### Available records
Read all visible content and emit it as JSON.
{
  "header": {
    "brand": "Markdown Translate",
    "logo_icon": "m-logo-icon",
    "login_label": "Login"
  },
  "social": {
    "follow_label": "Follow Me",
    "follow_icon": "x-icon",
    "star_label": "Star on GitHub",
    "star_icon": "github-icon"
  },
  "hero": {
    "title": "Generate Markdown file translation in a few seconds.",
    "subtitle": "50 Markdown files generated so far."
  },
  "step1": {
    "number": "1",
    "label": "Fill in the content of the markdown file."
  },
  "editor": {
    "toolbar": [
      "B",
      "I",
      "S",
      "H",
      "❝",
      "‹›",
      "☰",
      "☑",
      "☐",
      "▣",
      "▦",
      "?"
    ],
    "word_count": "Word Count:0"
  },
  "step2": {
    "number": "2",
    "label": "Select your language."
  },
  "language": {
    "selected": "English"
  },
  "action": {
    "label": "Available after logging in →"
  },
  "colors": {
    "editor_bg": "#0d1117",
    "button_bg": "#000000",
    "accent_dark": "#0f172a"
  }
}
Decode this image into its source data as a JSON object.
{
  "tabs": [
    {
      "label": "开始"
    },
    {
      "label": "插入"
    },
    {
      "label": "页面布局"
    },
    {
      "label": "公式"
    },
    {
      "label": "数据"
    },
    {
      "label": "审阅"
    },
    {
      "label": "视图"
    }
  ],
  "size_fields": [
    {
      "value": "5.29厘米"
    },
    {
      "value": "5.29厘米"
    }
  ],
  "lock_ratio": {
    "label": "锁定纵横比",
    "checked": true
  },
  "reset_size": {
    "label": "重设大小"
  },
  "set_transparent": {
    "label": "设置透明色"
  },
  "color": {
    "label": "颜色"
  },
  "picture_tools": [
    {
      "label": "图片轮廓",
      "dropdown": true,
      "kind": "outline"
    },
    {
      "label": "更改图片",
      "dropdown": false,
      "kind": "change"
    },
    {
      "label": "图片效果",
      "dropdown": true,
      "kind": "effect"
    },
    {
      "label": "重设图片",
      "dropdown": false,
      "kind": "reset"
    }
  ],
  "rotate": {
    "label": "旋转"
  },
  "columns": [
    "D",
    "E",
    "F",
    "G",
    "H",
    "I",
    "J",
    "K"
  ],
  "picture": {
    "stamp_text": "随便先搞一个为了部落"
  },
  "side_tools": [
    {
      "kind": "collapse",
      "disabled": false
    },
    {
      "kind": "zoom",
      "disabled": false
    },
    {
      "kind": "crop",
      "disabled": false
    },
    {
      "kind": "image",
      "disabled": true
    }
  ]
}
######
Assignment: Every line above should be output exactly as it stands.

Output below:
Read all visible content and emit it as JSON.
{
  "header": {
    "brand": "Markdown Translate",
    "logo_icon": "m-logo-icon",
    "login_label": "Login"
  },
  "social": {
    "follow_label": "Follow Me",
    "follow_icon": "x-icon",
    "star_label": "Star on GitHub",
    "star_icon": "github-icon"
  },
  "hero": {
    "title": "Generate Markdown file translation in a few seconds.",
    "subtitle": "50 Markdown files generated so far."
  },
  "step1": {
    "number": "1",
    "label": "Fill in the content of the markdown file."
  },
  "editor": {
    "toolbar": [
      "B",
      "I",
      "S",
      "H",
      "❝",
      "‹›",
      "☰",
      "☑",
      "☐",
      "▣",
      "▦",
      "?"
    ],
    "word_count": "Word Count:0"
  },
  "step2": {
    "number": "2",
    "label": "Select your language."
  },
  "language": {
    "selected": "English"
  },
  "action": {
    "label": "Available after logging in →"
  },
  "colors": {
    "editor_bg": "#0d1117",
    "button_bg": "#000000",
    "accent_dark": "#0f172a"
  }
}
Decode this image into its source data as a JSON object.
{
  "tabs": [
    {
      "label": "开始"
    },
    {
      "label": "插入"
    },
    {
      "label": "页面布局"
    },
    {
      "label": "公式"
    },
    {
      "label": "数据"
    },
    {
      "label": "审阅"
    },
    {
      "label": "视图"
    }
  ],
  "size_fields": [
    {
      "value": "5.29厘米"
    },
    {
      "value": "5.29厘米"
    }
  ],
  "lock_ratio": {
    "label": "锁定纵横比",
    "checked": true
  },
  "reset_size": {
    "label": "重设大小"
  },
  "set_transparent": {
    "label": "设置透明色"
  },
  "color": {
    "label": "颜色"
  },
  "picture_tools": [
    {
      "label": "图片轮廓",
      "dropdown": true,
      "kind": "outline"
    },
    {
      "label": "更改图片",
      "dropdown": false,
      "kind": "change"
    },
    {
      "label": "图片效果",
      "dropdown": true,
      "kind": "effect"
    },
    {
      "label": "重设图片",
      "dropdown": false,
      "kind": "reset"
    }
  ],
  "rotate": {
    "label": "旋转"
  },
  "columns": [
    "D",
    "E",
    "F",
    "G",
    "H",
    "I",
    "J",
    "K"
  ],
  "picture": {
    "stamp_text": "随便先搞一个为了部落"
  },
  "side_tools": [
    {
      "kind": "collapse",
      "disabled": false
    },
    {
      "kind": "zoom",
      "disabled": false
    },
    {
      "kind": "crop",
      "disabled": false
    },
    {
      "kind": "image",
      "disabled": true
    }
  ]
}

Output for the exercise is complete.